We humans have many rules and regulations surrounding noise — because we recognise that noise disruption is annoying, stressful, and ultimately robs us of our health.
Minke whales are one of the species Stuart has considered in his work. Image: Anne Smrcina/NOAA.
Spare a thought for whales then, who have to put up with the constant noise caused by shipping and the construction of oil rigs and wind farms in the oceans. There are concerns that the noise pollution we cause bothers and confused the whales so much, it may even disrupt their ability to go on their annual migrations.
In this episode we talk to Stuart Johnston of the University of Melbourne in Australia who uses mathematics to understand the migration of whales and how it might be impacted by human generated noise. The ultimate aim is to figure out what we can do to mitigate the disruption we cause.
We met Stuart at a workshop on collective behaviour, which took place at the Newton Institute for Mathematical Sciences (INI) in Cambridge in August 2023. The workshop was part of a 6-month research programme on the mathematics of movement which is currently taking place at the INI.

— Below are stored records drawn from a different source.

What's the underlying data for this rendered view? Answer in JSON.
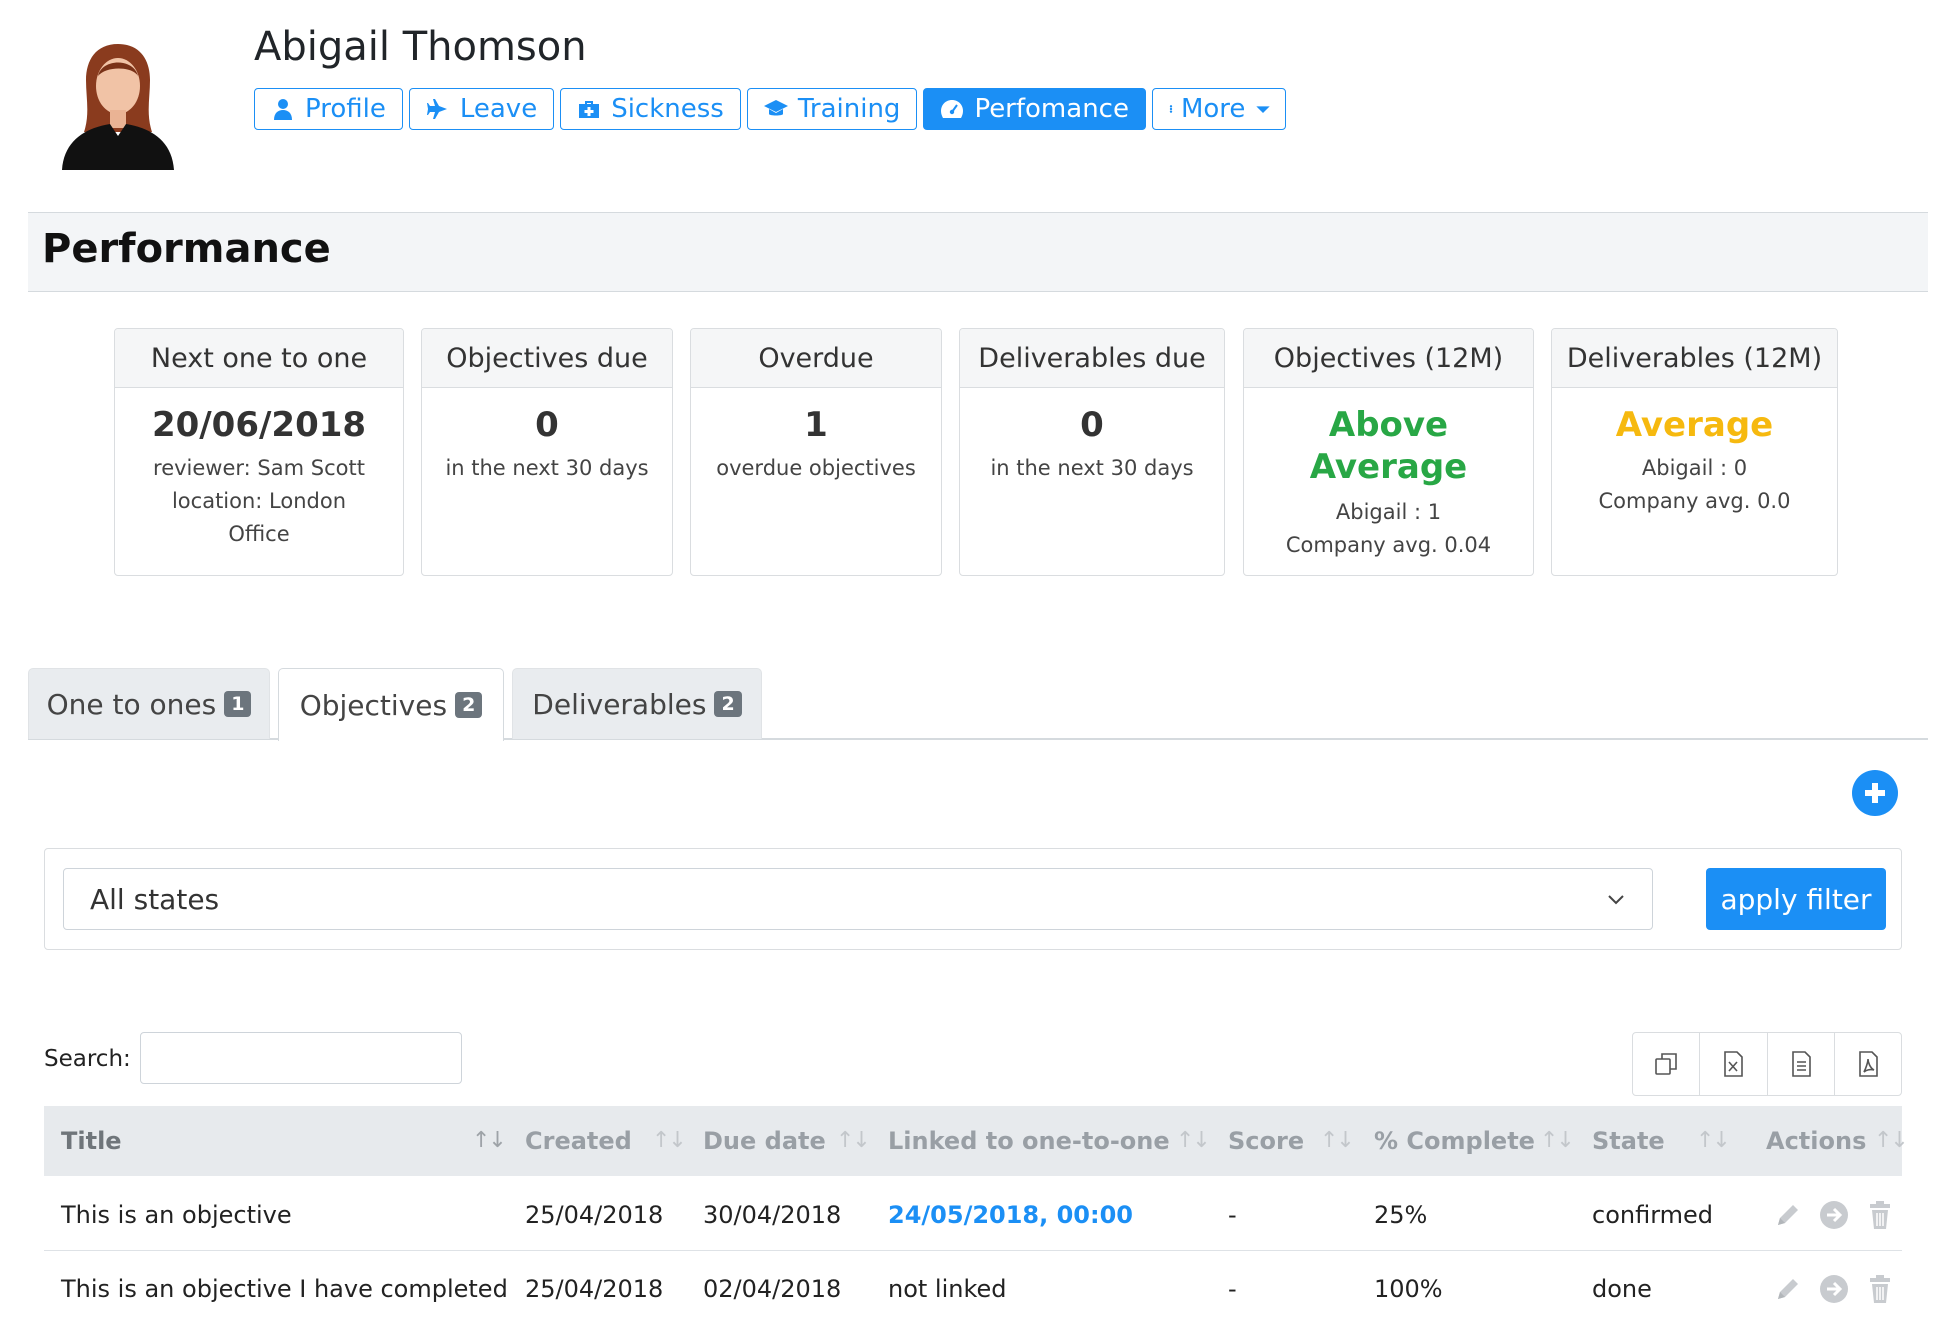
{
  "employee": {
    "name": "Abigail Thomson"
  },
  "nav": {
    "items": [
      {
        "label": "Profile",
        "icon": "user-icon"
      },
      {
        "label": "Leave",
        "icon": "plane-icon"
      },
      {
        "label": "Sickness",
        "icon": "medkit-icon"
      },
      {
        "label": "Training",
        "icon": "graduation-cap-icon"
      },
      {
        "label": "Perfomance",
        "icon": "dashboard-icon",
        "active": true
      },
      {
        "label": "More",
        "icon": "ellipsis-vertical-icon"
      }
    ]
  },
  "section": {
    "title": "Performance"
  },
  "cards": [
    {
      "header": "Next one to one",
      "value": "20/06/2018",
      "lines": [
        "reviewer: Sam Scott",
        "location: London",
        "Office"
      ]
    },
    {
      "header": "Objectives due",
      "value": "0",
      "lines": [
        "in the next 30 days"
      ]
    },
    {
      "header": "Overdue",
      "value": "1",
      "lines": [
        "overdue objectives"
      ]
    },
    {
      "header": "Deliverables due",
      "value": "0",
      "lines": [
        "in the next 30 days"
      ]
    },
    {
      "header": "Objectives (12M)",
      "value_lines": [
        "Above",
        "Average"
      ],
      "lines": [
        "Abigail : 1",
        "Company avg. 0.04"
      ],
      "color": "#28a745"
    },
    {
      "header": "Deliverables (12M)",
      "value": "Average",
      "lines": [
        "Abigail : 0",
        "Company avg. 0.0"
      ],
      "color": "#f6b90f"
    }
  ],
  "tabs": [
    {
      "label": "One to ones",
      "badge": "1"
    },
    {
      "label": "Objectives",
      "badge": "2",
      "active": true
    },
    {
      "label": "Deliverables",
      "badge": "2"
    }
  ],
  "filter": {
    "selected": "All states",
    "apply_label": "apply filter"
  },
  "search": {
    "label": "Search:",
    "value": ""
  },
  "export_buttons": [
    "copy-icon",
    "excel-icon",
    "csv-icon",
    "pdf-icon"
  ],
  "table": {
    "columns": [
      "Title",
      "Created",
      "Due date",
      "Linked to one-to-one",
      "Score",
      "% Complete",
      "State",
      "Actions"
    ],
    "rows": [
      {
        "title": "This is an objective",
        "created": "25/04/2018",
        "due": "30/04/2018",
        "linked": "24/05/2018, 00:00",
        "linked_is_link": true,
        "score": "-",
        "complete": "25%",
        "state": "confirmed"
      },
      {
        "title": "This is an objective I have completed",
        "created": "25/04/2018",
        "due": "02/04/2018",
        "linked": "not linked",
        "linked_is_link": false,
        "score": "-",
        "complete": "100%",
        "state": "done"
      }
    ]
  },
  "colors": {
    "accent": "#1b8ff5",
    "above_average": "#28a745",
    "average": "#f6b90f"
  }
}
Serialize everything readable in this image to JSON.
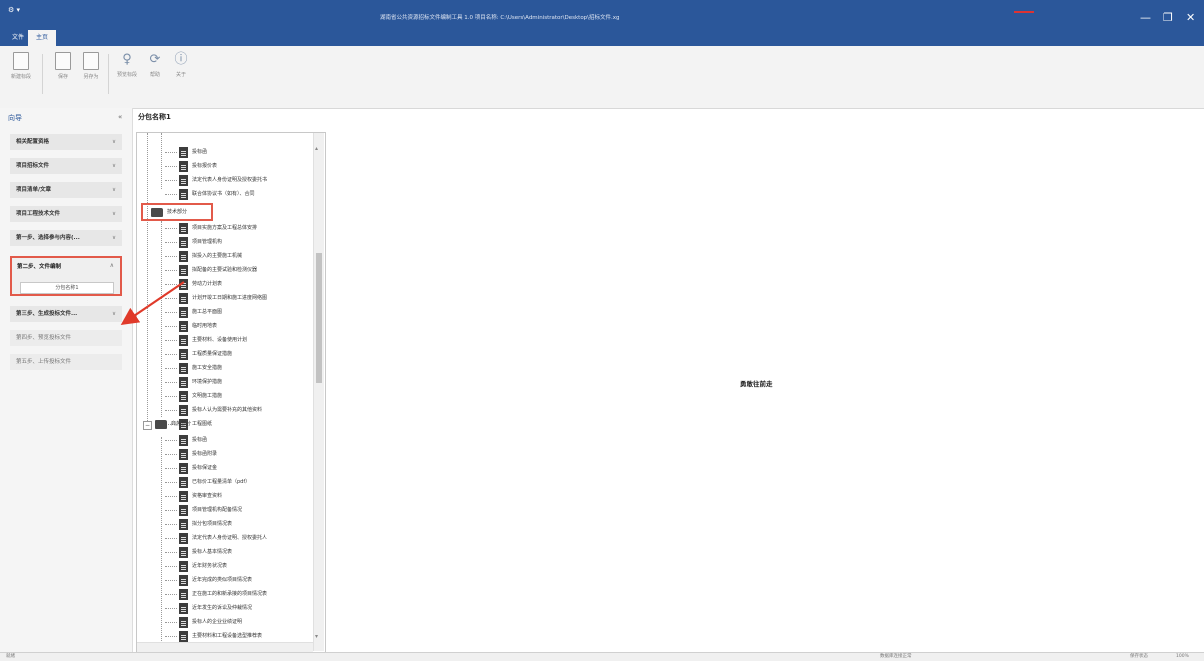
{
  "window": {
    "title": "湖南省公共资源招标文件编制工具 1.0 项目名称: C:\\Users\\Administrator\\Desktop\\招标文件.xg",
    "icon": "app-icon",
    "controls": [
      "—",
      "❐",
      "✕"
    ]
  },
  "menu": {
    "tabs": [
      {
        "label": "文件",
        "active": false
      },
      {
        "label": "主页",
        "active": true
      }
    ]
  },
  "ribbon": {
    "buttons": [
      {
        "label": "新建标段",
        "icon": "new-section-icon"
      },
      {
        "label": "保存",
        "icon": "save-icon"
      },
      {
        "label": "另存为",
        "icon": "save-as-icon"
      },
      {
        "label": "预览标段",
        "icon": "preview-icon"
      },
      {
        "label": "帮助",
        "icon": "help-icon"
      },
      {
        "label": "关于",
        "icon": "about-icon"
      }
    ]
  },
  "nav": {
    "title": "向导",
    "collapse": "«",
    "items": [
      {
        "label": "相关配置资格",
        "chevron": "∨"
      },
      {
        "label": "项目招标文件",
        "chevron": "∨"
      },
      {
        "label": "项目清单/文章",
        "chevron": "∨"
      },
      {
        "label": "项目工程技术文件",
        "chevron": "∨"
      },
      {
        "label": "第一步、选择参与内容(...",
        "chevron": "∨"
      }
    ],
    "expanded": {
      "label": "第二步、文件编制",
      "chevron": "∧",
      "sub": "分包名称1"
    },
    "after": [
      {
        "label": "第三步、生成投标文件...",
        "chevron": "∨"
      }
    ],
    "plain": [
      {
        "label": "第四步、预览投标文件"
      },
      {
        "label": "第五步、上传投标文件"
      }
    ]
  },
  "tree": {
    "title": "分包名称1",
    "top_items": [
      "投标函",
      "投标报价表",
      "法定代表人身份证明及授权委托书",
      "联合体协议书（如有）、合同"
    ],
    "group1": {
      "label": "技术部分",
      "items": [
        "项目实施方案及工程总体安排",
        "项目管理机构",
        "拟投入的主要施工机械",
        "拟配备的主要试验和检测仪器",
        "劳动力计划表",
        "计划开竣工日期和施工进度网络图",
        "施工总平面图",
        "临时用地表",
        "主要材料、设备使用计划",
        "工程质量保证措施",
        "施工安全措施",
        "环境保护措施",
        "文明施工措施",
        "投标人认为需要补充的其他资料",
        "工程图纸"
      ]
    },
    "group2": {
      "label": "商务部分",
      "items": [
        "投标函",
        "投标函附录",
        "投标保证金",
        "已标价工程量清单（pdf）",
        "资格审查资料",
        "项目管理机构配备情况",
        "拟分包项目情况表",
        "法定代表人身份证明、授权委托人",
        "投标人基本情况表",
        "近年财务状况表",
        "近年完成的类似项目情况表",
        "正在施工的和新承接的项目情况表",
        "近年发生的诉讼及仲裁情况",
        "投标人的企业业绩证明",
        "主要材料和工程设备选型推荐表"
      ]
    }
  },
  "main": {
    "center_label": "勇敢往前走"
  },
  "status": {
    "left": "就绪",
    "middle": "数据库连接正常",
    "right": "保存状态",
    "zoom": "100%"
  }
}
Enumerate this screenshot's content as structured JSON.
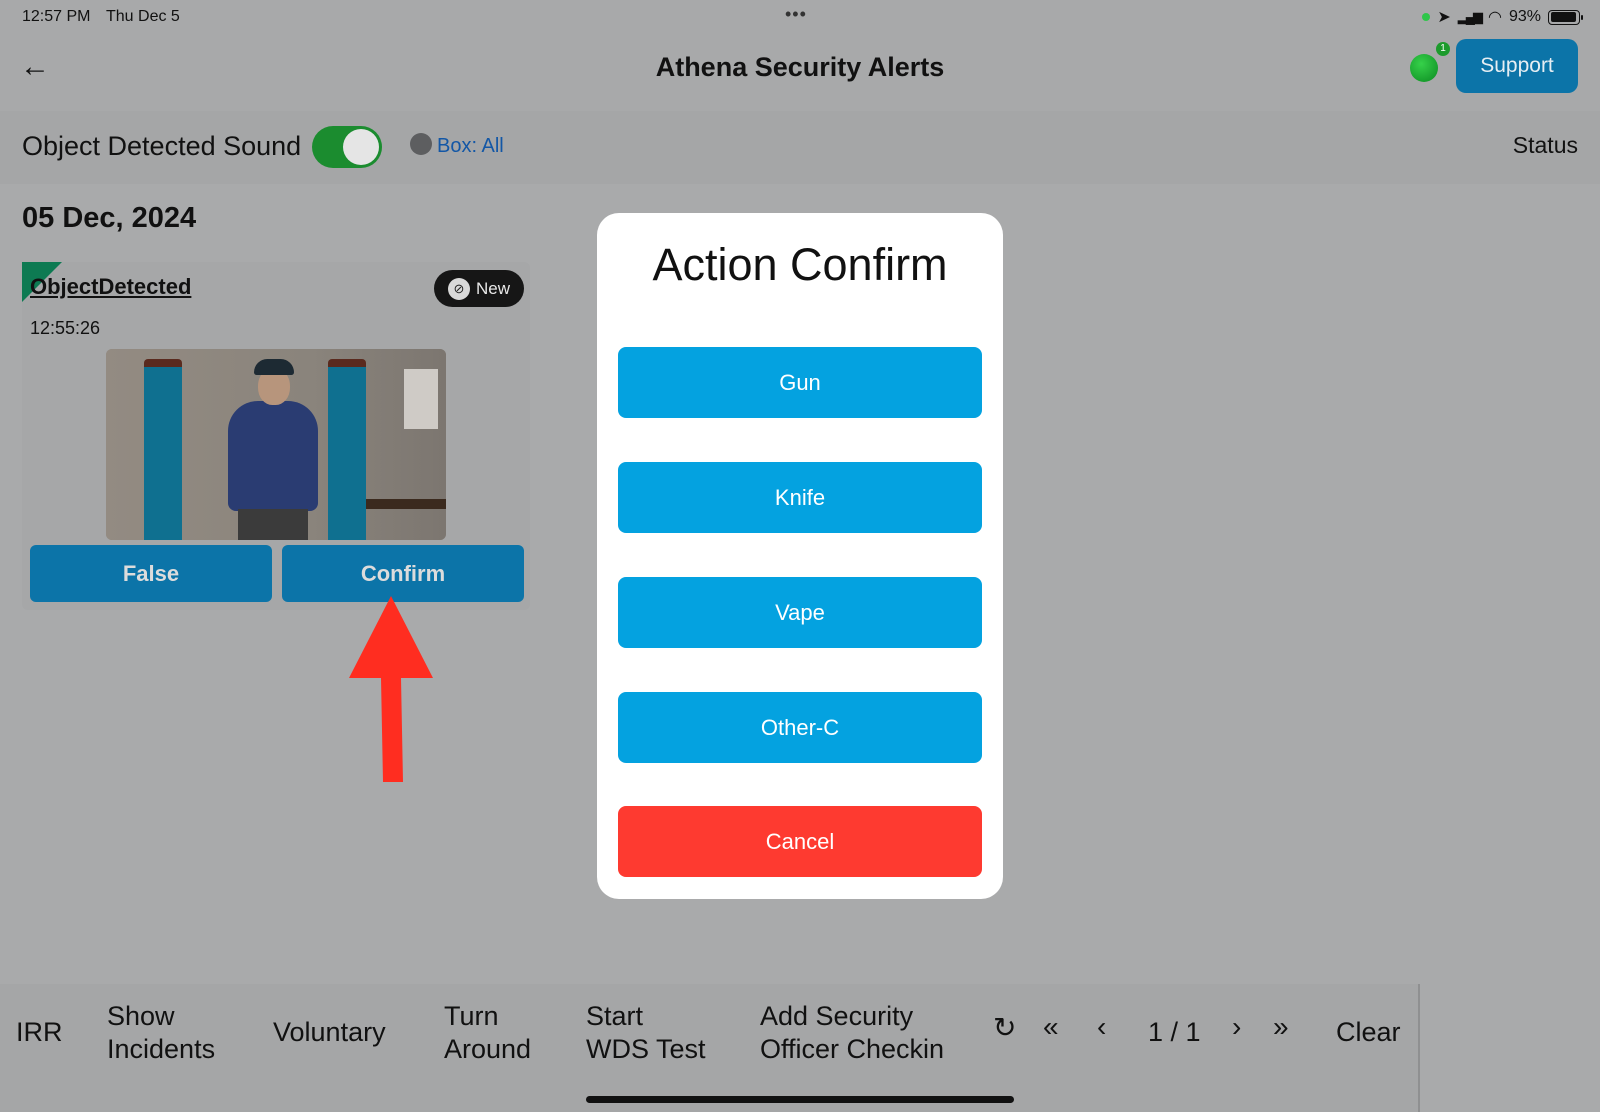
{
  "status_bar": {
    "time": "12:57 PM",
    "date": "Thu Dec 5",
    "battery": "93%",
    "battery_level": 0.93
  },
  "nav": {
    "title": "Athena Security Alerts",
    "notification_count": "1",
    "support_label": "Support"
  },
  "toolbar": {
    "sound_label": "Object Detected Sound",
    "sound_enabled": true,
    "box_filter": "Box: All",
    "status_label": "Status"
  },
  "content": {
    "date_heading": "05 Dec, 2024",
    "alert": {
      "title": "ObjectDetected",
      "badge": "New",
      "time": "12:55:26",
      "false_label": "False",
      "confirm_label": "Confirm"
    }
  },
  "modal": {
    "title": "Action Confirm",
    "options": [
      {
        "label": "Gun"
      },
      {
        "label": "Knife"
      },
      {
        "label": "Vape"
      },
      {
        "label": "Other-C"
      }
    ],
    "cancel_label": "Cancel"
  },
  "bottom_bar": {
    "items": [
      {
        "label": "IRR"
      },
      {
        "label": "Show\nIncidents"
      },
      {
        "label": "Voluntary"
      },
      {
        "label": "Turn\nAround"
      },
      {
        "label": "Start\nWDS Test"
      },
      {
        "label": "Add Security\nOfficer Checkin"
      }
    ],
    "page_indicator": "1 / 1",
    "clear_label": "Clear"
  },
  "colors": {
    "accent_blue": "#04a2e0",
    "button_blue_dimmed": "#0c74a8",
    "cancel_red": "#fe3a30",
    "toggle_green": "#1b8c2f",
    "annotation_red": "#ff2d20"
  },
  "icons": {
    "back": "arrow-left-icon",
    "refresh": "refresh-icon",
    "first": "double-chevron-left-icon",
    "prev": "chevron-left-icon",
    "next": "chevron-right-icon",
    "last": "double-chevron-right-icon",
    "link": "link-icon"
  }
}
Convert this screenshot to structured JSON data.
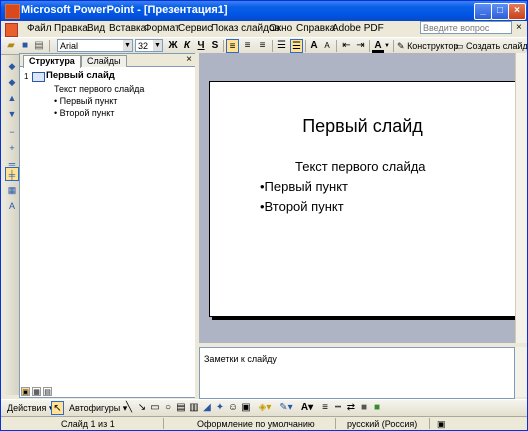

This content was produced as part of our collaboration with the Isaac Newton Institute for Mathematical Sciences (INI). The INI is an international research centre in Cambridge which attracts leading mathematicians from all over the world. You can find all the content from the collaboration here.